* _Task to complete_: Search the records for the word "label". Copy every line where it appears.

Entries from a dataset of interfaces
***

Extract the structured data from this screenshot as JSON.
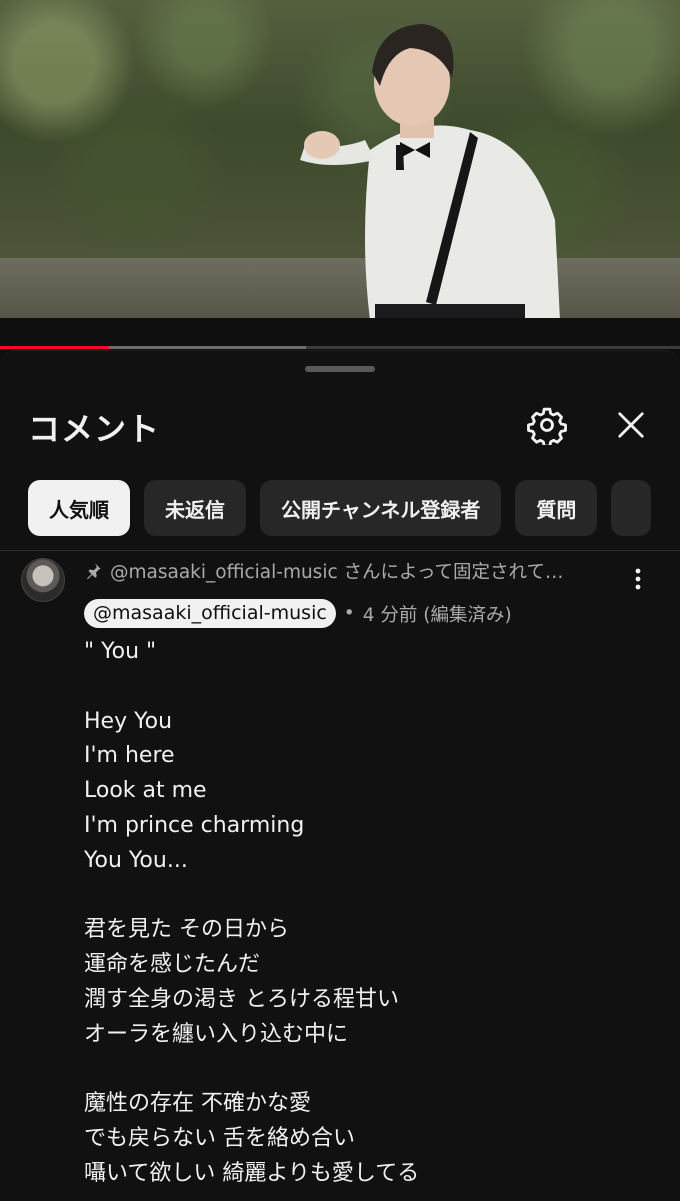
{
  "video": {
    "progress_played": 0.16,
    "progress_buffered": 0.45
  },
  "comments_panel": {
    "title": "コメント",
    "settings_icon": "gear-icon",
    "close_icon": "close-icon"
  },
  "filter_chips": [
    {
      "label": "人気順",
      "selected": true
    },
    {
      "label": "未返信",
      "selected": false
    },
    {
      "label": "公開チャンネル登録者",
      "selected": false
    },
    {
      "label": "質問",
      "selected": false
    }
  ],
  "pinned_comment": {
    "pinned_text": "@masaaki_official-music さんによって固定されて…",
    "author": "@masaaki_official-music",
    "separator": "•",
    "time": "4 分前 (編集済み)",
    "lines": [
      "\" You \"",
      "",
      "Hey You",
      "I'm here",
      "Look at me",
      "I'm prince charming",
      "You You...",
      "",
      "君を見た その日から",
      "運命を感じたんだ",
      "潤す全身の渇き とろける程甘い",
      "オーラを纏い入り込む中に",
      "",
      "魔性の存在 不確かな愛",
      "でも戻らない 舌を絡め合い",
      "囁いて欲しい 綺麗よりも愛してる"
    ]
  },
  "colors": {
    "background": "#0f0f0f",
    "progress_played": "#ff0033",
    "chip_active_bg": "#f1f1f1",
    "chip_bg": "#272727"
  }
}
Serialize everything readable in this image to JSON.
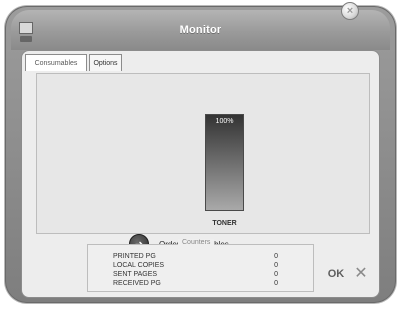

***

* _Answer to this problem_:
      "label": "人気順",
      "label": "未返信",
      "label": "公開チャンネル登録者",
      "label": "質問",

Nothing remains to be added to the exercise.